§ WHAT THE TASK REQUIRES
Answer with a number only: how many lines of the data contain "进销存表模板"?

──────── DATA TO PROCESS

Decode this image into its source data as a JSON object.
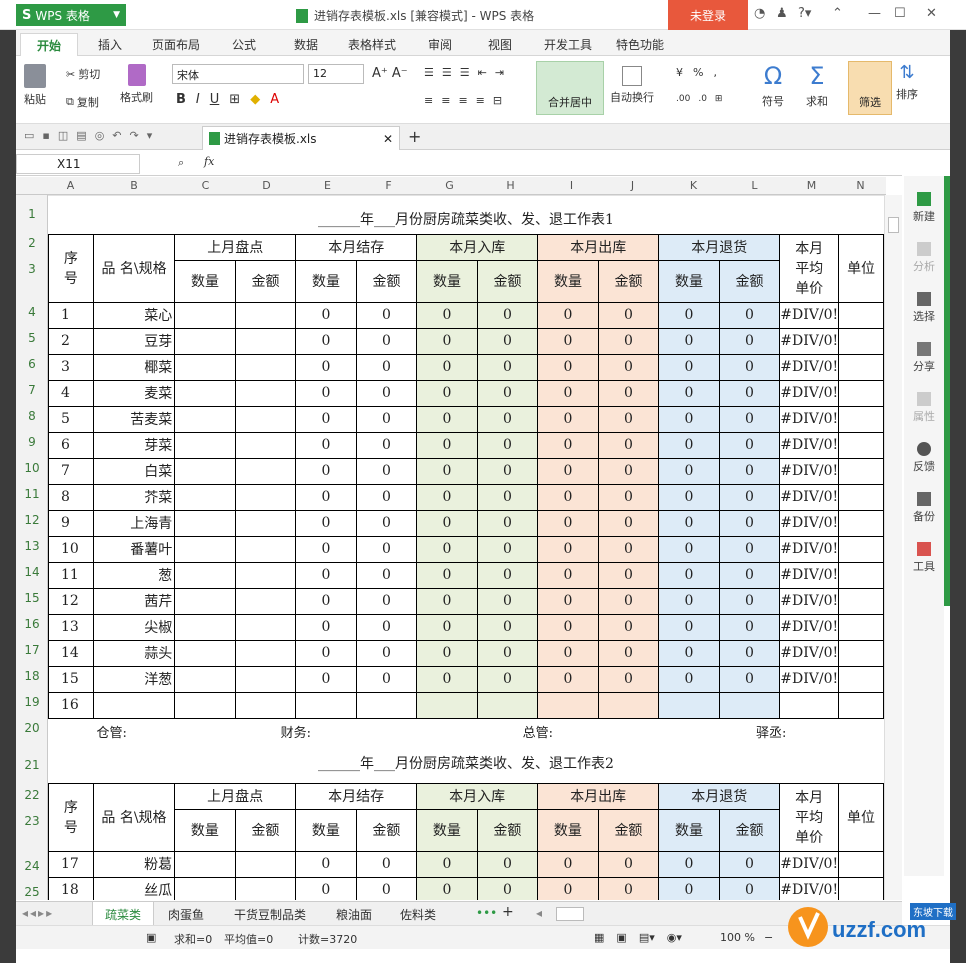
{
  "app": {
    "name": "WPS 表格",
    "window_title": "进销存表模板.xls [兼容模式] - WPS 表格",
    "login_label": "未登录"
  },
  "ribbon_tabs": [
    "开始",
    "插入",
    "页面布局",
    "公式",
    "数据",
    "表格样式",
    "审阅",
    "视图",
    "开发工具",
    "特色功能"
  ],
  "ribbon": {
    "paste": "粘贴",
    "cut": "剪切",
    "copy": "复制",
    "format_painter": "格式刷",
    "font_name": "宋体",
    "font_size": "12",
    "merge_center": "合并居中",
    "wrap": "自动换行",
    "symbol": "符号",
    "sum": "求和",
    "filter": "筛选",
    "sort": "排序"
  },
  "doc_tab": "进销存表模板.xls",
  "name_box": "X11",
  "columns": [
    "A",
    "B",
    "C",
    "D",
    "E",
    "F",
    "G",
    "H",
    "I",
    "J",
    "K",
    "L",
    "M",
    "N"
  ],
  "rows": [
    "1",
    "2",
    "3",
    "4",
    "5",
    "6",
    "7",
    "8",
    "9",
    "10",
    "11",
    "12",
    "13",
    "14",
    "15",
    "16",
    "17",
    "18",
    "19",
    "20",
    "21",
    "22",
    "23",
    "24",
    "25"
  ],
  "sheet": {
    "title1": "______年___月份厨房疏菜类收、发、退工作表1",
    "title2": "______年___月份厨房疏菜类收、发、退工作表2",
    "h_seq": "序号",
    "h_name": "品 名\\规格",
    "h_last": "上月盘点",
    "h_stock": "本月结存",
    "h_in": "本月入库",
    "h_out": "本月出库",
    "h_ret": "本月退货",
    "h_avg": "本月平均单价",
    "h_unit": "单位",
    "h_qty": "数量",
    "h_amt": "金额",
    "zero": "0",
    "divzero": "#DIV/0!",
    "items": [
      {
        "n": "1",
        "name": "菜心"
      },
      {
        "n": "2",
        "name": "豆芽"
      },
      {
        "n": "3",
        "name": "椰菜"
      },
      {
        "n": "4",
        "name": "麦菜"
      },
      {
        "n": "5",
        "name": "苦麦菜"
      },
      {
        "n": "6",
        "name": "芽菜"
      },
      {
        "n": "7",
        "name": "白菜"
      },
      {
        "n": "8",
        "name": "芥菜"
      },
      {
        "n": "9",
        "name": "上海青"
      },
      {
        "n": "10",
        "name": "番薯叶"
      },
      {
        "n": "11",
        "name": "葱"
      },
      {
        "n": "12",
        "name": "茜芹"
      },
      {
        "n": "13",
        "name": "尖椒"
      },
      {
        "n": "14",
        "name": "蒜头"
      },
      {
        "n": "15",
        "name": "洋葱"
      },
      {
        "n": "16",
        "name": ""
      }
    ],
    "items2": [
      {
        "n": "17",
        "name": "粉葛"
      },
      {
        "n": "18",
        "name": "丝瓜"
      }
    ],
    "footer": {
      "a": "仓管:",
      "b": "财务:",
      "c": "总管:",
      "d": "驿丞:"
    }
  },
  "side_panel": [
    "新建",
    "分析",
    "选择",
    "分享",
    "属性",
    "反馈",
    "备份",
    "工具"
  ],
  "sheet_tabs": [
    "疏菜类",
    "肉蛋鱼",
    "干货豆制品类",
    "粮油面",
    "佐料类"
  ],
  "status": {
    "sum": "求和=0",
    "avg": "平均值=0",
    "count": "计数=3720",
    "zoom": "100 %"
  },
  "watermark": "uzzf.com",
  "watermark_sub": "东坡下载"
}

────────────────

§ EXERCISE RESPONSE
2